Scott Cooper, Vice President Government Relations and Public Policy, American National Standards Institute
Charlotte Christin, Senior Policy Advisor, Office of Policy, U.S. Food and Drug Administration
Caroline Smith DeWaal, Food Safety Director, Center for Science in the Public Interest
Alan P. Kaufman, Senior Vice President Technical Affairs , Toy Industry Association, Inc.
Richard W. O’Brien, Director, Office of International Programs and Intergovernmental Affairs, U.S. Consumer Products Safety Commission
Joseph A. Scimeca PhD, Vice President, Global Regulatory and Scientific Affairs, Corporate Food Safety and Regulatory Affairs, Cargill, Inc.
Best Practices and Metrics
Keith Fentonmiller, Senior Attorney, Division of Advertising Practices, Federal Trade Commission
Anne Meuwese, Professor, Tilburg University Law School
Sheila A. Millar, Vice-Chair, Commission on Marketing and Advertising, International Chamber of Commerce; Partner, Keller and Heckman
C. Lee Peeler, President and CEO, National Advertising Review Council; Executive Vice President, National Advertising Self-Regulation, Council of Better Business Bureaus
Robin Simpson, Senior Policy Adviser, Consumers International
Norma Tregurtha, Senior Policy Manager, ISEAL Alliance
As more U.S. companies and consumers do business overseas, more FTC work involves international cooperation.
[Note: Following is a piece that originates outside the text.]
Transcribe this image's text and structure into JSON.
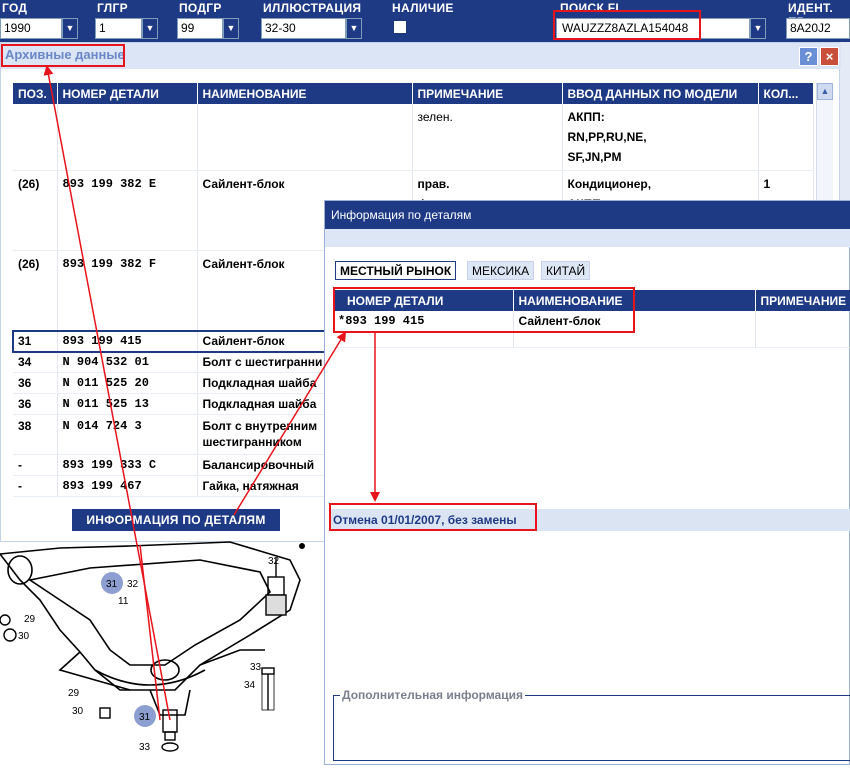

The Office of International Affairs serves both as an internal resource to Commission staff on international aspects of their work and as an official representative to numerous international organizations. In addition, the FTC cooperates with foreign authorities through formal and informal agreements. The FTC works with more than 100 foreign competition and consumer protection authorities around the world to promote sound policy approaches. For questions about the Office of International Affairs, send an e-mail to firstname.lastname@example.org. Like the FTC on Facebook, follow us on Twitter, and subscribe to press releases for the latest FTC news and resources, including the FTC International Monthly.